- The typical favela has poorly planned infrastructure, which makes electricity supply and plumbing work problematic.
- Poor living conditions in the favelas often breeds crime. Drug trafficking gangs, with most members being young male teenagers, are seen in the favelas. The cocaine trade has largely affected Brazil and its favelas. According to the Rio media, drug sales in some of the favelas may fetch a handful of money – up to 150 million USD per month. This huge earning in the favela attracts young minds to this business. Police Pacification Units were introduced in 2008 in the favelas and are slowly reducing the crime rates in the favelas.
- There have been frequent shootouts between the criminal gangs and police which leads to severe losses of life. So, during the 2016 Summer Olympics in Rio, the state government was forced to employ numerous police pacification units (UPPs) to keep the criminals of the favela in control.

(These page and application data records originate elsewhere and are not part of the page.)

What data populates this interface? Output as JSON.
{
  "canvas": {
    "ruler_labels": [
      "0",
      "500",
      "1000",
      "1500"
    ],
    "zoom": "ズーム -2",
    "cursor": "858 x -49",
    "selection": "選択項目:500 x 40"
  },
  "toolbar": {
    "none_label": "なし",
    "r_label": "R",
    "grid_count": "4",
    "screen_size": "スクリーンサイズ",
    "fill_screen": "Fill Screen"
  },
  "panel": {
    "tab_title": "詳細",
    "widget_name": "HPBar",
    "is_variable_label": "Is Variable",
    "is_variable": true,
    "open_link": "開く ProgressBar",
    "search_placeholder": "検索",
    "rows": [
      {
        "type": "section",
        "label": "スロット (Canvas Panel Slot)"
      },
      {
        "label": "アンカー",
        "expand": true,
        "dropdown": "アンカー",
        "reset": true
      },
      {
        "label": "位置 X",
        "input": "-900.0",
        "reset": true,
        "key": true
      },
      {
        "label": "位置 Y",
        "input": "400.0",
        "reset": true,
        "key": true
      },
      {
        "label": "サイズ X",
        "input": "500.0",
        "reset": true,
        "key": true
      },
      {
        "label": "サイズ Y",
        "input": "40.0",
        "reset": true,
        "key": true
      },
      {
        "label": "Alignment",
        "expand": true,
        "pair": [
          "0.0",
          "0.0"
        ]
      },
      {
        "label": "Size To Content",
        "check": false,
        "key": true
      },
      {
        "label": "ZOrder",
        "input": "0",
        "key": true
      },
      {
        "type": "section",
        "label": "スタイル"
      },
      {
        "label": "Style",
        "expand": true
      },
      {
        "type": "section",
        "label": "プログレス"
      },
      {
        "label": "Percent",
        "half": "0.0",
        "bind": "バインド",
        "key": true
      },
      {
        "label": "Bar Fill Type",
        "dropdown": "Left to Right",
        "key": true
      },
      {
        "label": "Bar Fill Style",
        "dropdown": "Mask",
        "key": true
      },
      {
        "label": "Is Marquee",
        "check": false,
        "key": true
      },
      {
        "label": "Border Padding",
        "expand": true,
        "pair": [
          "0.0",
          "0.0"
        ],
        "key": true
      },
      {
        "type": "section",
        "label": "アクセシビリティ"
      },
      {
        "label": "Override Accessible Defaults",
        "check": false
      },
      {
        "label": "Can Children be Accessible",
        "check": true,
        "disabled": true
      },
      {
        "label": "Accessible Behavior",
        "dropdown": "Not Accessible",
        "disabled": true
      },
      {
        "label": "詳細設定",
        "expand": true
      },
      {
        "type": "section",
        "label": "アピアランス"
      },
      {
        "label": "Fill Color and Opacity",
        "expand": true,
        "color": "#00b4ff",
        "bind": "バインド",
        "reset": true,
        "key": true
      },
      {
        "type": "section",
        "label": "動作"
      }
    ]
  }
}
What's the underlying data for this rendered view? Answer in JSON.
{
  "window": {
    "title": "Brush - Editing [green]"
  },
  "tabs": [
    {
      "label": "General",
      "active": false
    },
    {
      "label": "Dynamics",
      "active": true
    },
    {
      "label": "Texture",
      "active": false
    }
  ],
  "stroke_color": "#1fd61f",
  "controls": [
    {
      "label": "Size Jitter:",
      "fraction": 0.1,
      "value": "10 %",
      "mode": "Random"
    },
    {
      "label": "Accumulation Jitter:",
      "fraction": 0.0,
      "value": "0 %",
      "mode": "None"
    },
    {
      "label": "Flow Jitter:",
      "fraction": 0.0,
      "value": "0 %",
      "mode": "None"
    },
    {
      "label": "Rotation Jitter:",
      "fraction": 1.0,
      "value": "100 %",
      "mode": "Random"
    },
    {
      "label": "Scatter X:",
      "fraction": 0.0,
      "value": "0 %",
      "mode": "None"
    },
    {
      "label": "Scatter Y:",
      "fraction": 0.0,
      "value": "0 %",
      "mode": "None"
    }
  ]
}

- Health risk is a major crisis in the favelas because of overcrowding, pollution, improper sewage systems, and a lack of waste disposal systems. So, there is a high chance of diseases being developed and spread in the favelas.
- Access to clean drinking water is another problem prevailing in these Brazilian slums. People living in favelas have to walk over two hours each day to get clean drinking water.
Despite these poor conditions, life in favelas is beginning to improve.
Eventual Slum Upgrades and Slum Clearance:
The Brazilian government is working hard to help Brazilian cities fix up their slums. The government has made all possible arrangements to raise concrete houses for all the families living in the slum. As an initiative of slum clearance activity, temporary housing was arranged for the displaced favela residents until the government could erect permanent houses for them. Few slums of the Brazilian cities are being upgraded with good facilities, such as access to clean water, proper waste management, and building renewal. Private organisations and social welfare associations are also funding the upgrades of slums in Brazil. NGOs, such as ‘Community in Action’, are focusing on sustainable community development within these Brazilian slums. Though governments have made multiple attempts for slum clearance, some of the favela dwellers refuse to move.
The original slums were constructed from debris and stolen materials such as stone, steel, and wood scraps. With the available funds, improvements were made and the homes are now solidified with brick, cinder blocks, and sheet metal. However, according to the World Bank, the homes were claimed to be inadequate for living conditions.
New technologies are gradually being made possible to many houses in the favela, such as television and the Internet. In addition to that, small businesses are also making progress within their communities and most recently in the area of tourism as well.The housing program ‘Minha Casa Minha Vida’ (“My Home, My Life”) was initiated by the Brazilian federal government was launched in March 2009 with a budget of 18 billion USD to build one million houses. These cheap houses provided a chance for the poor to own a house. These houses also made it possible for some of the people in slums to move here by buying a house at an affordable cost. However, this housing project has been criticized for its placement and quality of the houses.
“Although progress is well underway, the Brazilian government must take more secure action to ensure that conditions within these Brazilian slums improve further.” was the statement claimed by Genevieve T. DeLorenzo, a journalist at ‘The Borgen Project’, New York.
Peace for Slum Dwellers!
Clearing slums is the need of an hour when people’s lives are at risk, by moving inhabitants to a safe location as soon as possible. The major problem with the slum dwellers is that they refuse to elsewhere listing reasons like work, health, responsibilities, and social ties. This thought from the slum dwellers must vanish for their start of new life in a new place. Slum dwellers must believe that peaceful life is waiting outside the slums, and must step out for their well-being and peace.